Then I was asked to write down bad things that happened the same year. Surprisingly, I could think of quite a few. I can not remember what the rest of the test questions were, and I can not think what the purpose or focus of the test might have been. I am sure, however, that I can play the same game with Christmases past. If I can remember great ones(and I can), I’m sure that bad things were going on then, too, on some level(I think I keep Christmas squeaky clean in my psyche and consider my birthday some of the most emotionally troubling times of my life, even though they are only a week apart).
That being said, I can’t remember a Christmas this bad…

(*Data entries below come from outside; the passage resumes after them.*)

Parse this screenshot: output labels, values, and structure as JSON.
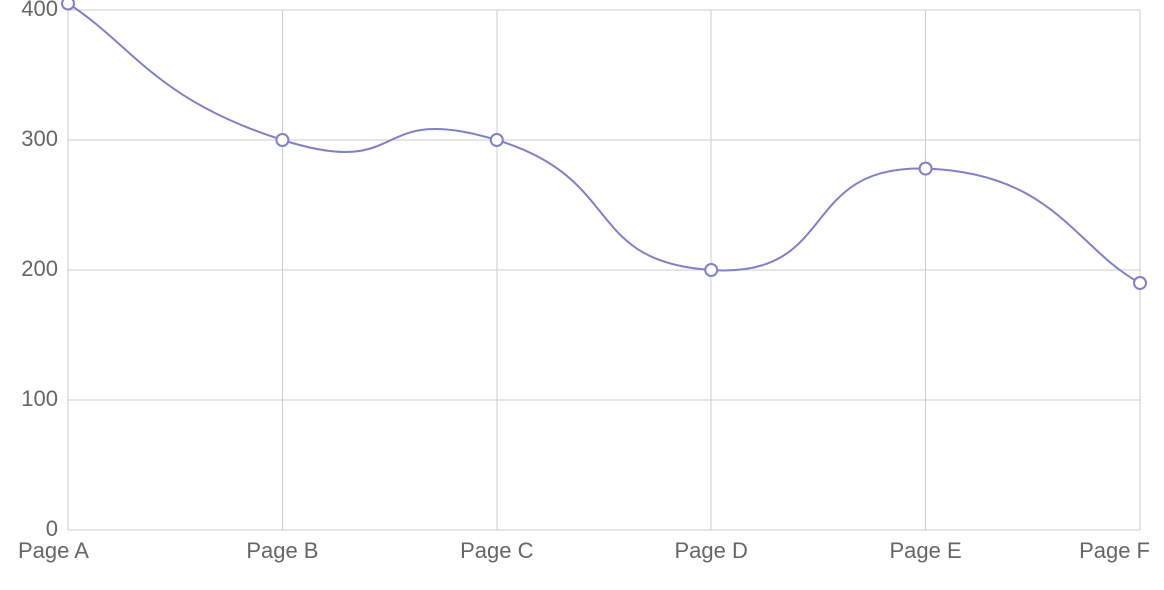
{
  "chart_data": {
    "type": "line",
    "categories": [
      "Page A",
      "Page B",
      "Page C",
      "Page D",
      "Page E",
      "Page F"
    ],
    "values": [
      405,
      300,
      300,
      200,
      278,
      190
    ],
    "xlabel": "",
    "ylabel": "",
    "ylim": [
      0,
      400
    ],
    "y_ticks": [
      0,
      100,
      200,
      300,
      400
    ],
    "line_color": "#8080c8",
    "grid": true
  }
}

The album this song is from, American Stars ‘n Bars, is famous for two reasons. One reason is that Dean Stockwell(a friend of Young, naturally) made the album cover. The other reason is that it’s so stylistically meandering that many people will advise,” just get Decade and you’ll be fine without it…” You are informed, or warned, on the album itself that the songs were written 1974 and 1977, somewhere between the lamentable(“Mellow My Mind”) and the, um, fed up and weird(“Op-er-a St-ar”).
As proof that it is better to be closer to On The Beach than Hawks & Doves, “Star of Bethlehem” was recorded the earliest, in late ’74, and is one of the better tracks of the album(next earliest is the standout overdriven skwonk of “Like A Hurricane”). Emmylou Harris sings backup, and among the shuffling snare, harmonica breaks, and understated steel guitar, Neil pretty much sings about my psychology experiment:
“Ain’t it hard when you wake up in the morning/And you find out that those other days are gone?/All you have is memories of happiness/Lingerin’ on.”
At least he gives a glimmer of hope at the end. Well, maybe,
The last verses of the song are, “Yet still a light is shining/From that lamp on down the hall./Maybe the star of Bethlehem/Wasn’t a star at all.” Does he mean that whatever is waiting for him in the room with the lamp will save him from his mood, like the Christ child saves the pious? Does he mean that the “superstar” of Bethlehem isn’t so super after all, or none of his emptiness would exist? Hard to tell with Neil. Here’s to this Christmas being the former, not the latter.